You’ve decided you want to work with a financial professional, but how do you find one who understands you as well as your finances? Someone you can trust with your money, but also feel comfortable with on a personal level?
Finding the right match can take some work. But it’s worth making the effort. After all, you’re putting your hard-earned money and your plans for the future in this person’s hands.
Start by compiling a list of candidates. Ask your family or friends if they have any advisors they’d recommend. Or use websites like these to search for financial professionals in your area: www.cfp.net; www.napfa.org; www.garrettplanningnetwork.com; or www.fpanet.org.

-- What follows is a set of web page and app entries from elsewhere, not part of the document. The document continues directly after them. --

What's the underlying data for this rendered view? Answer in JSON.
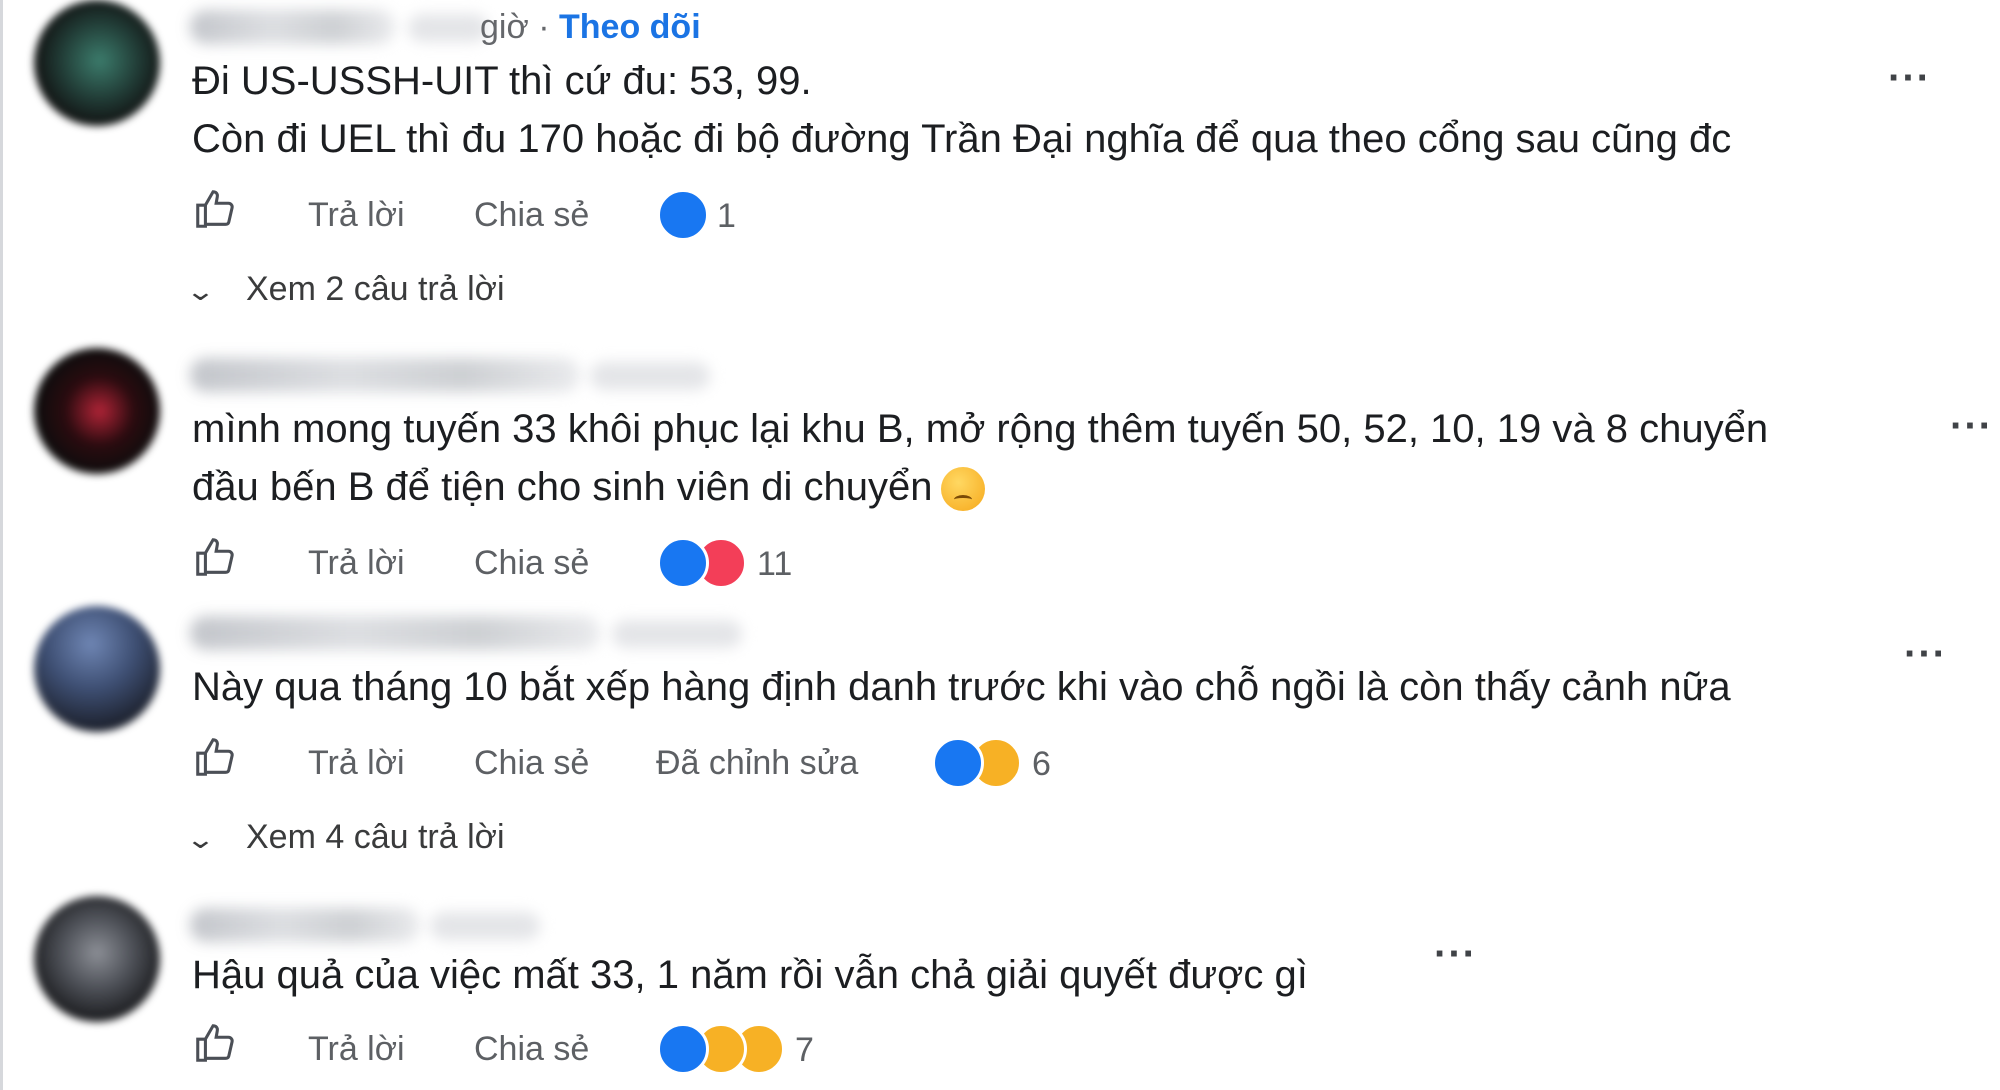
{
  "comments": [
    {
      "time_suffix": "giờ",
      "separator": "·",
      "follow_label": "Theo dõi",
      "lines": [
        "Đi US-USSH-UIT thì cứ đu: 53, 99.",
        "Còn đi UEL thì đu 170 hoặc đi bộ đường Trần Đại nghĩa để qua theo cổng sau cũng đc"
      ],
      "reply_label": "Trả lời",
      "share_label": "Chia sẻ",
      "reactions": [
        "like"
      ],
      "reaction_count": "1",
      "view_replies": "Xem 2 câu trả lời",
      "more_icon": "more-dots-icon",
      "avatar_color": "#2b4a42"
    },
    {
      "lines": [
        "mình mong tuyến 33 khôi phục lại khu B, mở rộng thêm tuyến 50, 52, 10, 19 và 8 chuyển",
        "đầu bến B để tiện cho sinh viên di chuyển"
      ],
      "trailing_emoji": "sad-face-emoji",
      "reply_label": "Trả lời",
      "share_label": "Chia sẻ",
      "reactions": [
        "like",
        "love"
      ],
      "reaction_count": "11",
      "more_icon": "more-dots-icon",
      "avatar_color": "#4a1a1e"
    },
    {
      "lines": [
        "Này qua tháng 10 bắt xếp hàng định danh trước khi vào chỗ ngồi là còn thấy cảnh nữa"
      ],
      "reply_label": "Trả lời",
      "share_label": "Chia sẻ",
      "edited_label": "Đã chỉnh sửa",
      "reactions": [
        "like",
        "haha"
      ],
      "reaction_count": "6",
      "view_replies": "Xem 4 câu trả lời",
      "more_icon": "more-dots-icon",
      "avatar_color": "#3e4a66"
    },
    {
      "lines": [
        "Hậu quả của việc mất 33, 1 năm rồi vẫn chả giải quyết được gì"
      ],
      "reply_label": "Trả lời",
      "share_label": "Chia sẻ",
      "reactions": [
        "like",
        "haha",
        "sad"
      ],
      "reaction_count": "7",
      "more_icon": "more-dots-icon",
      "avatar_color": "#4a4c52"
    }
  ],
  "colors": {
    "link_blue": "#1b74e4",
    "text": "#1c1e21",
    "secondary": "#65676b",
    "like": "#1877f2",
    "love": "#f33e58",
    "haha": "#f7b125"
  }
}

Look for those with the credentials, expertise and experience to meet your needs. For general planning, a certified financial planner may be all you need. But, depending on your situation you may want someone with additional expertise in a particular area—if you’ve got complex tax issues, say, or you’re newly divorced and trying to untangle your joint finances. You can find out more about specific designations—from accredited tax advisors to certified divorce financial analysts to master certified estate planners—through the professional designations database of the Financial Industry Regulatory Authority (or FINRA).
Beware, as you make your decision, that there are some advisors who refer to themselves as “financial planners,” but may not necessarily hold the Certified Financial Planner® (CFP) designation. To become a CFP, a planner must meet education, examination, experience and ethics requirements developed by the CFP Board. They are the only ones who can legally display the CFP® certification after their name.
Once you’ve narrowed the list to a few finalists, check out their credentials through the Security Exchange Commission’s investment advisor database or through the FINRA website. And check to see if any formal complaints have been filed against them through FINRA’s BrokerCheck service or the SEC. (Ask the advisors which agency, FINRA or SEC, oversees their business.) Interview each one to make sure you’re comfortable with them and that they will provide the expertise you need. And ask for client references.
Keep in mind that financial professionals offer not just different designations and specialties, but different fee structures. Some planners charge flat out-of-pocket fees—per hour or per plan, or both. Others charge an annual fee of typically 1-2% of assets under management or take commissions based on products you buy like investments or insurance policies. Make sure you understand all of the potential fees upfront and how they could affect your budget and your investment results before you make your decision.
A good planner or advisor can help save you time and stress, and help you reach your financial goals faster. But in order to get the most for—and from—your money, you need someone who has the right expertise, approach, and fee structure, for your needs.